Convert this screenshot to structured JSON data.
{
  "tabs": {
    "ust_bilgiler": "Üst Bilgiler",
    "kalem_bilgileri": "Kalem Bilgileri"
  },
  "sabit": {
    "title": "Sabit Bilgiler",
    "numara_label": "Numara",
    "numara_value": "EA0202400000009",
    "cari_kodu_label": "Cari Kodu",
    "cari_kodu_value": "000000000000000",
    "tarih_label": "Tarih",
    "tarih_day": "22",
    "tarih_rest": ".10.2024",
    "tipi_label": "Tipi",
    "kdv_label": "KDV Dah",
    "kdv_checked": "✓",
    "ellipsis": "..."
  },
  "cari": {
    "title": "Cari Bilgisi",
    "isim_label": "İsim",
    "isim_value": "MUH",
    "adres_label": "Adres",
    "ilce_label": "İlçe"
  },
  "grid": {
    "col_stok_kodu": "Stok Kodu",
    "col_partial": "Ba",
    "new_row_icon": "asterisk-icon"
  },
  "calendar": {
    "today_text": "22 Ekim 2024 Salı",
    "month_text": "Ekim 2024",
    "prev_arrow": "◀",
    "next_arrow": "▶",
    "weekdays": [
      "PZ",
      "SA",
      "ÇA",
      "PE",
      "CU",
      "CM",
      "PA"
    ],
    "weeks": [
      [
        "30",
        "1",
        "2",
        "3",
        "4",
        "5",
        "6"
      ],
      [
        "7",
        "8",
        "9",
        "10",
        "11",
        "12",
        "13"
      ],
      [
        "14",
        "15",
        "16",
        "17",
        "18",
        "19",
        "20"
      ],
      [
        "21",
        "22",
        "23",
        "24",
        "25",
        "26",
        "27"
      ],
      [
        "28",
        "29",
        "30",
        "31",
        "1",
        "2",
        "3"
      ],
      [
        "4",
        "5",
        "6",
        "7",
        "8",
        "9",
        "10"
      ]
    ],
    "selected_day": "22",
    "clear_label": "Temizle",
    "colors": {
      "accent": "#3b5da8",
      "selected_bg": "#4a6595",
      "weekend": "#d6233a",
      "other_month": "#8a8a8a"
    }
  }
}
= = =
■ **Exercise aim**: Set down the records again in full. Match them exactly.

■ **Response to this exercise**:
Convert this screenshot to structured JSON data.
{
  "tabs": {
    "ust_bilgiler": "Üst Bilgiler",
    "kalem_bilgileri": "Kalem Bilgileri"
  },
  "sabit": {
    "title": "Sabit Bilgiler",
    "numara_label": "Numara",
    "numara_value": "EA0202400000009",
    "cari_kodu_label": "Cari Kodu",
    "cari_kodu_value": "000000000000000",
    "tarih_label": "Tarih",
    "tarih_day": "22",
    "tarih_rest": ".10.2024",
    "tipi_label": "Tipi",
    "kdv_label": "KDV Dah",
    "kdv_checked": "✓",
    "ellipsis": "..."
  },
  "cari": {
    "title": "Cari Bilgisi",
    "isim_label": "İsim",
    "isim_value": "MUH",
    "adres_label": "Adres",
    "ilce_label": "İlçe"
  },
  "grid": {
    "col_stok_kodu": "Stok Kodu",
    "col_partial": "Ba",
    "new_row_icon": "asterisk-icon"
  },
  "calendar": {
    "today_text": "22 Ekim 2024 Salı",
    "month_text": "Ekim 2024",
    "prev_arrow": "◀",
    "next_arrow": "▶",
    "weekdays": [
      "PZ",
      "SA",
      "ÇA",
      "PE",
      "CU",
      "CM",
      "PA"
    ],
    "weeks": [
      [
        "30",
        "1",
        "2",
        "3",
        "4",
        "5",
        "6"
      ],
      [
        "7",
        "8",
        "9",
        "10",
        "11",
        "12",
        "13"
      ],
      [
        "14",
        "15",
        "16",
        "17",
        "18",
        "19",
        "20"
      ],
      [
        "21",
        "22",
        "23",
        "24",
        "25",
        "26",
        "27"
      ],
      [
        "28",
        "29",
        "30",
        "31",
        "1",
        "2",
        "3"
      ],
      [
        "4",
        "5",
        "6",
        "7",
        "8",
        "9",
        "10"
      ]
    ],
    "selected_day": "22",
    "clear_label": "Temizle",
    "colors": {
      "accent": "#3b5da8",
      "selected_bg": "#4a6595",
      "weekend": "#d6233a",
      "other_month": "#8a8a8a"
    }
  }
}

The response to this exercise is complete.